I'm leaving this week for a six-city European trip avec famille. I've purchased a small journal exclusively for keeping a log of my travels. Over lunch last week, I mentioned this to a friend and sometime commenter here, Sandi. I said I was thinking about keeping it as an exercise "in character"; that is to say, as if a potential novel character were keeping the journal. Method writing, if you will. Brilliantly, she suggested I think about using a female protagonist. It sounds like a great exercise, at a minimum, for fictioneering.
What motivation, oh brainstorming blog-friends, might such character have for visiting Amsterdam, Köln, Heidelberg, Paris, Edinburgh, & Londinium? [par example: BDR (1, 2, 3, 4, 5, 6, 7, 8, & Done) blogged his recent vacay using his blog-voice. With pictures. Randal frequently lets his persona frolic about Clevelandia with a camera as well.]
My flâneur should be just that:
As a member of the crowd that populates the streets, the flâneur participates physically in the text that he observes while performing a transient and aloof autonomy with a "cool but curious eye" that studies the constantly changing spectacle that parades before him (Rignall 112). As an observer, the flâneur exists as both "active and intellectual" (Burton 1). As a literary device, one may understand him as a narrator who is fluent in the hieroglyphic vocabulary of visual culture. When he assumes the form of narrator, he plays both protagonist and audience--like a commentator who stands outside of the action, of whom only the reader is aware, "float[ing] freely in the present tense."Let your imaginations roam and let the suggestions roll in.

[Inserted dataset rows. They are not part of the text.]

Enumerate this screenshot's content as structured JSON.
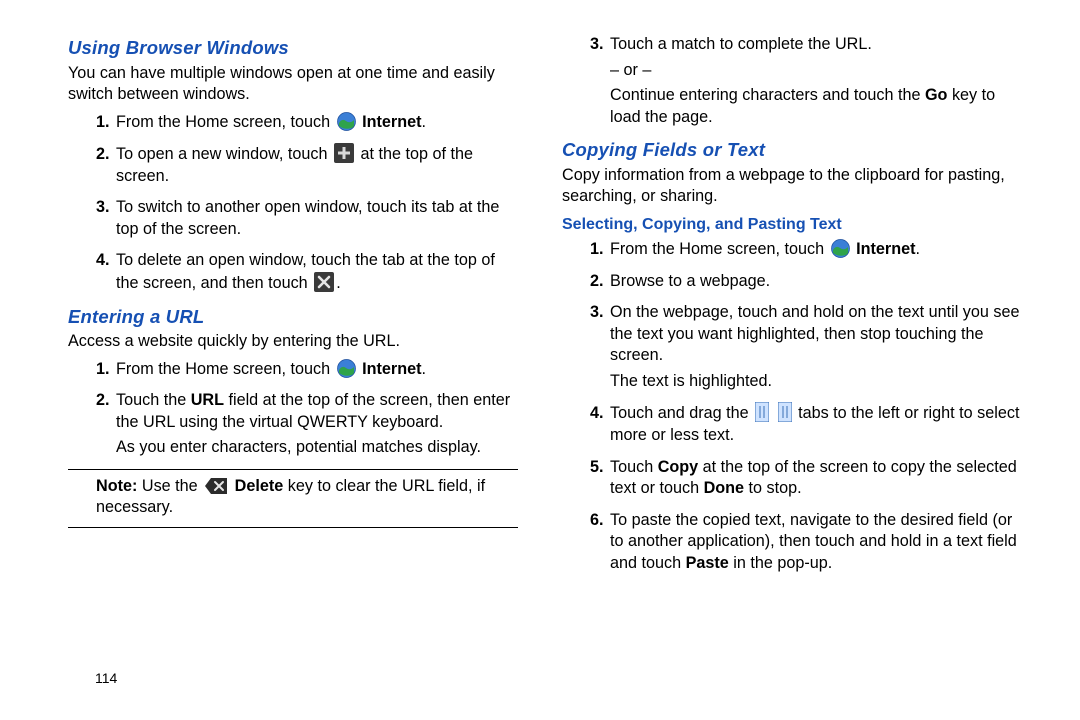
{
  "left": {
    "heading1": "Using Browser Windows",
    "intro1": "You can have multiple windows open at one time and easily switch between windows.",
    "l1_1a": "From the Home screen, touch ",
    "l1_1b": "Internet",
    "l1_1c": ".",
    "l1_2a": "To open a new window, touch ",
    "l1_2b": " at the top of the screen.",
    "l1_3": "To switch to another open window, touch its tab at the top of the screen.",
    "l1_4a": "To delete an open window, touch the tab at the top of the screen, and then touch ",
    "l1_4b": ".",
    "heading2": "Entering a URL",
    "intro2": "Access a website quickly by entering the URL.",
    "l2_1a": "From the Home screen, touch ",
    "l2_1b": "Internet",
    "l2_1c": ".",
    "l2_2a": "Touch the ",
    "l2_2b": "URL",
    "l2_2c": " field at the top of the screen, then enter the URL using the virtual QWERTY keyboard.",
    "l2_2d": "As you enter characters, potential matches display.",
    "noteLabel": "Note:",
    "note_a": " Use the ",
    "note_b": "Delete",
    "note_c": " key to clear the URL field, if necessary.",
    "pageNum": "114"
  },
  "right": {
    "r1_3a": "Touch a match to complete the URL.",
    "r1_3b": "– or –",
    "r1_3c": "Continue entering characters and touch the ",
    "r1_3d": "Go",
    "r1_3e": " key to load the page.",
    "heading3": "Copying Fields or Text",
    "intro3": "Copy information from a webpage to the clipboard for pasting, searching, or sharing.",
    "heading3sub": "Selecting, Copying, and Pasting Text",
    "s1a": "From the Home screen, touch ",
    "s1b": "Internet",
    "s1c": ".",
    "s2": "Browse to a webpage.",
    "s3a": "On the webpage, touch and hold on the text until you see the text you want highlighted, then stop touching the screen.",
    "s3b": "The text is highlighted.",
    "s4a": "Touch and drag the ",
    "s4b": " tabs to the left or right to select more or less text.",
    "s5a": "Touch ",
    "s5b": "Copy",
    "s5c": " at the top of the screen to copy the selected text or touch ",
    "s5d": "Done",
    "s5e": " to stop.",
    "s6a": "To paste the copied text, navigate to the desired field (or to another application), then touch and hold in a text field and touch ",
    "s6b": "Paste",
    "s6c": " in the pop-up."
  }
}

Walter Benjamin posits in his description of the flâneur that "Empathy is the nature of the intoxication to which the flâneur abandons himself in the crowd. He ... enjoys the incomparable privilege of being himself and someone else as he sees fit. Like a roving soul in search of a body, he enters another person whenever he wishes." (Baudelaire 55). (Mellencamp 60).
Merci. Maybe I'll name her Flannery.